Let’s keep it brief for Steve Carell: Six Emmy nominations, one Oscar nod, no wins. That’s NOT what she said.
Eight seasons as the famously prickly Dr. Gregory House won Hugh Laurie numerous fans but nothing significant in the way of awards. He went home empty-handed despite six Emmy nominations, although he did win a couple of Golden Globes and Screen Actors Guild awards.
Critics haven’t been all that friendly with “Friends” co-star Courteney Cox. She won a People’s Choice award in 1995 and a Screen Actor’s Guild award in 1996, but that was about it as far as major awards go. She was nominated for a Golden Globe for “Cougar Town” in 2010 but didn’t win.
He was nominated for one Oscar, three Golden Globes and four Primetime Emmys, but Jackie Gleason’s acclaimed work in “The Hustler,” “The Honeymooners” and “The Jackie Gleason Show” went officially unrecognized. His wife said the Emmy snubs “made him furious.”
Chris Noth has been nominated 10 times for Golden Globes, SAG Awards and other recognition, for work on “Sex and the City” and “Law & Order,” but has yet to win.
Despite successful stints in television staples “Bonanza” and “Little House on the Prairie,” Michael Landon never took home much hardware. He got one Golden Globe nomination for best actor in a television drama.

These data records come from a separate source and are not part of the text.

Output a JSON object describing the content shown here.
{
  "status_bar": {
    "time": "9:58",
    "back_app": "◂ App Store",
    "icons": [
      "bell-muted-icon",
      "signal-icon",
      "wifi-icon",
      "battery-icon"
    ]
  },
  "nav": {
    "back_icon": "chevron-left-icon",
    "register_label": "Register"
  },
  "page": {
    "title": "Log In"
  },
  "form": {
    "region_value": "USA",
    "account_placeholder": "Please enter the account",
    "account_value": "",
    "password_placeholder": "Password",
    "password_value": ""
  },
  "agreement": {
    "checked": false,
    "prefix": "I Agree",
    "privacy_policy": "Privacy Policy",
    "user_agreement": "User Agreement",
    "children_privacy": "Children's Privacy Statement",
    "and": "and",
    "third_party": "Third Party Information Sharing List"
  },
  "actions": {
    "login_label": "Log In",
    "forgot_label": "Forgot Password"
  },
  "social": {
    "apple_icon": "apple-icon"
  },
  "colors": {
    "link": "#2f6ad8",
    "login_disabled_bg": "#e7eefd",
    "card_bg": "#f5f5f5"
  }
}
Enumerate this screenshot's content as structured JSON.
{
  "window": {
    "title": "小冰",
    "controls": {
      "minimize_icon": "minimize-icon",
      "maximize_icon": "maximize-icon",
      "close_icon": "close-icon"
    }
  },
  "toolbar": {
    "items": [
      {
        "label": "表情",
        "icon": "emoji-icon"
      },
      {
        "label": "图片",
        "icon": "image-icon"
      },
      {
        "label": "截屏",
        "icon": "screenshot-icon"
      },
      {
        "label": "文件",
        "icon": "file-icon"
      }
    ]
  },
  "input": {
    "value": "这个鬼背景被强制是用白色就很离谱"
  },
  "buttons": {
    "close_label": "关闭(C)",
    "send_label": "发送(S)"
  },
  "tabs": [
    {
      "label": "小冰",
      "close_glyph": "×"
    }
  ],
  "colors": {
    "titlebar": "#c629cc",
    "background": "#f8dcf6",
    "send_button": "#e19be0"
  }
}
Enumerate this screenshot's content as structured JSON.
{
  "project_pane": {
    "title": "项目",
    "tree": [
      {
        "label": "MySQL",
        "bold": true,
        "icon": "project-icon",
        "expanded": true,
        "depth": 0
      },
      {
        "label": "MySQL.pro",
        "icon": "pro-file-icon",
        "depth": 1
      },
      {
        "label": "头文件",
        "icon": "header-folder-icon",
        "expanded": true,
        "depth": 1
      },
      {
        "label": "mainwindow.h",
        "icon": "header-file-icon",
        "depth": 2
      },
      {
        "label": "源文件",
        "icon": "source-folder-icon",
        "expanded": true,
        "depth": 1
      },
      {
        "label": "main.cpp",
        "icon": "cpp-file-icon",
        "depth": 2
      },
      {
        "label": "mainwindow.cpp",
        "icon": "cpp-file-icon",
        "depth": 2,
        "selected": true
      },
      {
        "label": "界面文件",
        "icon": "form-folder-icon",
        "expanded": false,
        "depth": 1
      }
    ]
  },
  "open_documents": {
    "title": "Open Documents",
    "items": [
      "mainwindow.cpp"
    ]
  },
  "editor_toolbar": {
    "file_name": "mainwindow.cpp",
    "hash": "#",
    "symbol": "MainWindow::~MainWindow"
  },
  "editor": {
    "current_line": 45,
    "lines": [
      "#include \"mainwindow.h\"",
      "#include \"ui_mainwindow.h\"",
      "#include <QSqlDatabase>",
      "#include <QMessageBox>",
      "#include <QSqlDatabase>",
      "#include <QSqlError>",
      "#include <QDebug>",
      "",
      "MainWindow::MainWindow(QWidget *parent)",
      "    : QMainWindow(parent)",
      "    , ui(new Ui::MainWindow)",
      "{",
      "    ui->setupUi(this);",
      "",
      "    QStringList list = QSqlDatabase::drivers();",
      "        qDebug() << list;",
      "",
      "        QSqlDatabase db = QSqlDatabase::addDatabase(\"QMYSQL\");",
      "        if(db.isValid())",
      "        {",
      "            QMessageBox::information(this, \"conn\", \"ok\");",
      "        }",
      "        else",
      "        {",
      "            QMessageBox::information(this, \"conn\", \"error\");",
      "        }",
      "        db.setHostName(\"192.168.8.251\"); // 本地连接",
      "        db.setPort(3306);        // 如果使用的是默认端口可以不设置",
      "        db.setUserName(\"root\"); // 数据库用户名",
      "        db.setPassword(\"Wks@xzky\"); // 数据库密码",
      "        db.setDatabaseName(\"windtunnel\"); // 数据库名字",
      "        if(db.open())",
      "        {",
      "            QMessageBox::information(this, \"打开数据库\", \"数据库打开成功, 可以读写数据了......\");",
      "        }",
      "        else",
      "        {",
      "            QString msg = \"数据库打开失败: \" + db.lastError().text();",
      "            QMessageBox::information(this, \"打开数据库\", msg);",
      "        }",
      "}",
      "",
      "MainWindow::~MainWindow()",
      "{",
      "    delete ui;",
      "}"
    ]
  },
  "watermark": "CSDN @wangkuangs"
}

Despite his pioneering influence on sitcoms — he developed the technique of using multiple cameras to film scenes — and his work on the popular “I Love Lucy” television program, Desi Arnaz was never nominated for any major individual awards, winning only one Golden Globe he shared with his wife, Lucille Ball, for their show.